5 References

[1] Chrysalidis, A., & Kyzas, G. Z. (2020). Applied cleaning methods of oil residues from industrial tanks. Processes8(5), 569.

[2] API. Guidelines and Procedures for Entering and Cleaning Petroleum Storage Tanks.
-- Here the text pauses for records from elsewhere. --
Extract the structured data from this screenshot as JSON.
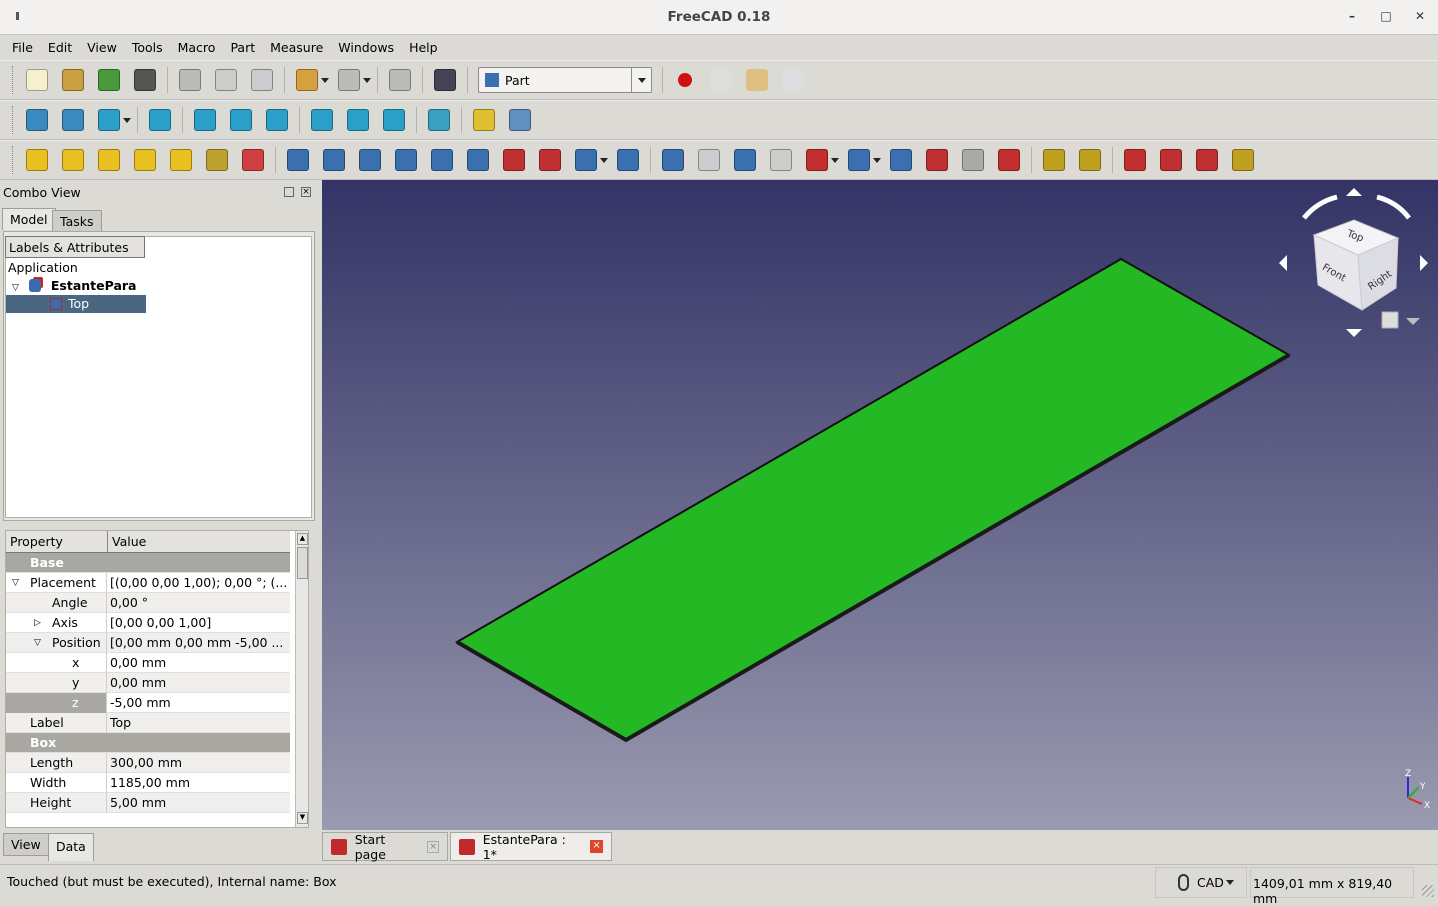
{
  "window": {
    "title": "FreeCAD 0.18",
    "minimize": "–",
    "maximize": "□",
    "close": "✕"
  },
  "menu": [
    "File",
    "Edit",
    "View",
    "Tools",
    "Macro",
    "Part",
    "Measure",
    "Windows",
    "Help"
  ],
  "toolbar1": {
    "icons": [
      [
        "new-document-icon",
        "#f5f0d0"
      ],
      [
        "open-icon",
        "#c9a040"
      ],
      [
        "import-icon",
        "#4a9a3a"
      ],
      [
        "print-icon",
        "#555"
      ],
      "sep",
      [
        "cut-icon",
        "#bbb"
      ],
      [
        "copy-icon",
        "#ccc"
      ],
      [
        "paste-icon",
        "#ccc"
      ],
      "sep",
      [
        "undo-icon",
        "#d4a040"
      ],
      "dd",
      [
        "redo-icon",
        "#bbb"
      ],
      "dd",
      "sep",
      [
        "refresh-icon",
        "#bbb"
      ],
      "sep",
      [
        "whats-this-icon",
        "#445"
      ]
    ],
    "workbench": "Part",
    "macro_icons": [
      [
        "record-macro-icon",
        "#d01010"
      ],
      [
        "stop-macro-icon",
        "#ddd"
      ],
      [
        "edit-macro-icon",
        "#e0c080"
      ],
      [
        "run-macro-icon",
        "#ddd"
      ]
    ]
  },
  "toolbar2": {
    "icons": [
      [
        "fit-all-icon",
        "#3a8ac0"
      ],
      [
        "fit-selection-icon",
        "#3a8ac0"
      ],
      [
        "draw-style-icon",
        "#2aa0c8"
      ],
      "dd",
      "sep",
      [
        "isometric-icon",
        "#2aa0c8"
      ],
      "sep",
      [
        "view-front-icon",
        "#2aa0c8"
      ],
      [
        "view-top-icon",
        "#2aa0c8"
      ],
      [
        "view-right-icon",
        "#2aa0c8"
      ],
      "sep",
      [
        "view-rear-icon",
        "#2aa0c8"
      ],
      [
        "view-bottom-icon",
        "#2aa0c8"
      ],
      [
        "view-left-icon",
        "#2aa0c8"
      ],
      "sep",
      [
        "measure-distance-icon",
        "#3aa0c0"
      ],
      "sep",
      [
        "part-icon",
        "#e0c030"
      ],
      [
        "group-icon",
        "#6090c0"
      ]
    ]
  },
  "toolbar3": {
    "icons": [
      [
        "box-icon",
        "#e8c020"
      ],
      [
        "cylinder-icon",
        "#e8c020"
      ],
      [
        "sphere-icon",
        "#e8c020"
      ],
      [
        "cone-icon",
        "#e8c020"
      ],
      [
        "torus-icon",
        "#e8c020"
      ],
      [
        "create-tube-icon",
        "#c0a030"
      ],
      [
        "primitives-icon",
        "#d04040"
      ],
      "sep",
      [
        "shape-builder-icon",
        "#3a70b0"
      ],
      [
        "revolve-icon",
        "#3a70b0"
      ],
      [
        "mirror-icon",
        "#3a70b0"
      ],
      [
        "fillet-icon",
        "#3a70b0"
      ],
      [
        "chamfer-icon",
        "#3a70b0"
      ],
      [
        "make-face-icon",
        "#3a70b0"
      ],
      [
        "ruled-surface-icon",
        "#c03030"
      ],
      [
        "loft-icon",
        "#c03030"
      ],
      [
        "sweep-icon",
        "#3a70b0"
      ],
      "dd",
      [
        "thickness-icon",
        "#3a70b0"
      ],
      "sep",
      [
        "boolean-icon",
        "#3a70b0"
      ],
      [
        "cut-icon",
        "#ccc"
      ],
      [
        "fuse-icon",
        "#3a70b0"
      ],
      [
        "common-icon",
        "#ccc"
      ],
      [
        "join-icon",
        "#c03030"
      ],
      "dd",
      [
        "split-icon",
        "#3a70b0"
      ],
      "dd",
      [
        "compound-icon",
        "#3a70b0"
      ],
      [
        "check-geometry-icon",
        "#c03030"
      ],
      [
        "defeaturing-icon",
        "#aaa"
      ],
      [
        "cross-sections-icon",
        "#c03030"
      ],
      "sep",
      [
        "measure-linear-icon",
        "#c0a020"
      ],
      [
        "measure-angular-icon",
        "#c0a020"
      ],
      "sep",
      [
        "measure-refresh-icon",
        "#c03030"
      ],
      [
        "measure-clear-icon",
        "#c03030"
      ],
      [
        "toggle-all-icon",
        "#c03030"
      ],
      [
        "toggle-3d-icon",
        "#c0a020"
      ]
    ]
  },
  "combo": {
    "title": "Combo View",
    "tabs": [
      "Model",
      "Tasks"
    ],
    "tree_header": "Labels & Attributes",
    "application": "Application",
    "document": "EstantePara",
    "object": "Top"
  },
  "properties": {
    "headers": [
      "Property",
      "Value"
    ],
    "rows": [
      {
        "group": "Base"
      },
      {
        "k": "Placement",
        "v": "[(0,00 0,00 1,00); 0,00 °; (...",
        "exp": "open",
        "lvl": 1
      },
      {
        "k": "Angle",
        "v": "0,00 °",
        "lvl": 2
      },
      {
        "k": "Axis",
        "v": "[0,00 0,00 1,00]",
        "exp": "closed",
        "lvl": 2
      },
      {
        "k": "Position",
        "v": "[0,00 mm  0,00 mm  -5,00 ...",
        "exp": "open",
        "lvl": 2
      },
      {
        "k": "x",
        "v": "0,00 mm",
        "lvl": 3
      },
      {
        "k": "y",
        "v": "0,00 mm",
        "lvl": 3
      },
      {
        "k": "z",
        "v": "-5,00 mm",
        "lvl": 3,
        "sel": true
      },
      {
        "k": "Label",
        "v": "Top",
        "lvl": 1
      },
      {
        "group": "Box"
      },
      {
        "k": "Length",
        "v": "300,00 mm",
        "lvl": 1
      },
      {
        "k": "Width",
        "v": "1185,00 mm",
        "lvl": 1
      },
      {
        "k": "Height",
        "v": "5,00 mm",
        "lvl": 1
      }
    ],
    "tabs": [
      "View",
      "Data"
    ]
  },
  "navcube": {
    "top": "Top",
    "front": "Front",
    "right": "Right"
  },
  "axis": {
    "x": "X",
    "y": "Y",
    "z": "Z"
  },
  "doc_tabs": [
    "Start page",
    "EstantePara : 1*"
  ],
  "status": {
    "message": "Touched (but must be executed), Internal name: Box",
    "nav_style": "CAD",
    "dimensions": "1409,01 mm x 819,40 mm"
  },
  "colors": {
    "shape": "#24b824",
    "selection": "#4a6680"
  }
}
In ANSI/API Recommended Practice 2016; API Publishing Services: Washington, DC, USA, 2006.

[3] IMO, 2017. MARPOL, International Convention for the Prevention of Pollution from Ships, 1973, as Modified by the 1978 and 1997 Protocols ; Incorporating All Amendments in Force on 1 January 2022

[4] https://www.chemserve-marine.com/products-and-services/miracle/miracle-download/

[5] https://drverweytcg.com/

[6] https://corp.q88.com/milbros-chemical-cargo/

[7] https://www.gea.com/en/binaries/slop-oil-and-oily-sludge-recovery-brochure_tcm11-68550.pdf

[8] Senol, Y. E., & Yasli, F. (2021). A risk analysis study for chemical cargo tank cleaning process using Fuzzy Bayesian Network. Ocean Engineering235, 109360.

[9] https://www.api.org/products-and-services/es/standards

[10] https://www.oreco.com/solutions/crude-oil-tank-cleaning/blabo-systems/

[11] https://kmt-tankcleaning.com/megamacs

[12] https://www3.epa.gov/ttnchie1/software/tanks/

[13] [(2016). Storage Tank Emissions (General). In Pollution Control Handbook for Oil and Gas Engineering, N.P. Cheremisinoff (Ed.). https://doi.org/10.1002/9781119117896.ch96

[14] https://www.imo.org/es/OurWork/Environment/Paginas/ChemicalPollution-Default.aspx

[15] Hochberg, S. Y., Tansel, B., & Laha, S. (2022). Materials and energy recovery from oily sludges removed from crude oil storage tanks (tank bottoms): A review of technologies. Journal of Environmental Management305, 114428.